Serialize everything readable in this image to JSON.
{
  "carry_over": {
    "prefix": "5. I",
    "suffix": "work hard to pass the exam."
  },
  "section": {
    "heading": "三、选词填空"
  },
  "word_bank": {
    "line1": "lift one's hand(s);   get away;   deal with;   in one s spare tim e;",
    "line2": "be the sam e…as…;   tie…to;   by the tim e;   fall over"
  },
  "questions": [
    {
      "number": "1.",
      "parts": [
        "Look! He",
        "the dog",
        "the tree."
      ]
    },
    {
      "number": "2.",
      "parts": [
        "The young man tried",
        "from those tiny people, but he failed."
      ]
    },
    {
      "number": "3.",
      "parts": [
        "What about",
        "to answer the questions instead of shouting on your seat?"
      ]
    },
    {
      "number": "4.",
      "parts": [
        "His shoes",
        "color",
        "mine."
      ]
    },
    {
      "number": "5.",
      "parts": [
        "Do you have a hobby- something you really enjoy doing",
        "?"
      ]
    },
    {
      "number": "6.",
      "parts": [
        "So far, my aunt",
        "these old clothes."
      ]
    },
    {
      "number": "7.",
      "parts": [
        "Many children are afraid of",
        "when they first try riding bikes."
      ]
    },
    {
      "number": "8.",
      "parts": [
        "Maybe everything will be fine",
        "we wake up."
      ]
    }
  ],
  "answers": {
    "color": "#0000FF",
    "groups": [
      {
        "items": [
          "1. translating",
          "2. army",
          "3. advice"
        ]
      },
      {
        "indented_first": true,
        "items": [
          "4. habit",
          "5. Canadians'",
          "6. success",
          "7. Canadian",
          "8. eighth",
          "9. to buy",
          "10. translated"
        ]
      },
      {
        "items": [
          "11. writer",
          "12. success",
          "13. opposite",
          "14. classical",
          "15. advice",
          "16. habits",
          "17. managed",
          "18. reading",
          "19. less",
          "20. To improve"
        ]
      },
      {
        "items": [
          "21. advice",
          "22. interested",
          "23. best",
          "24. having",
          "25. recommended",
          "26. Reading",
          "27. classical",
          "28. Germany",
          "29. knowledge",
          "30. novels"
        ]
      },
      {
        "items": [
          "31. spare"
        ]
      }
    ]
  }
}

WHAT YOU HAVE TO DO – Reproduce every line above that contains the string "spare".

FINISHED TASK –
    "line1": "lift one's hand(s);   get away;   deal with;   in one s spare tim e;",
          "31. spare"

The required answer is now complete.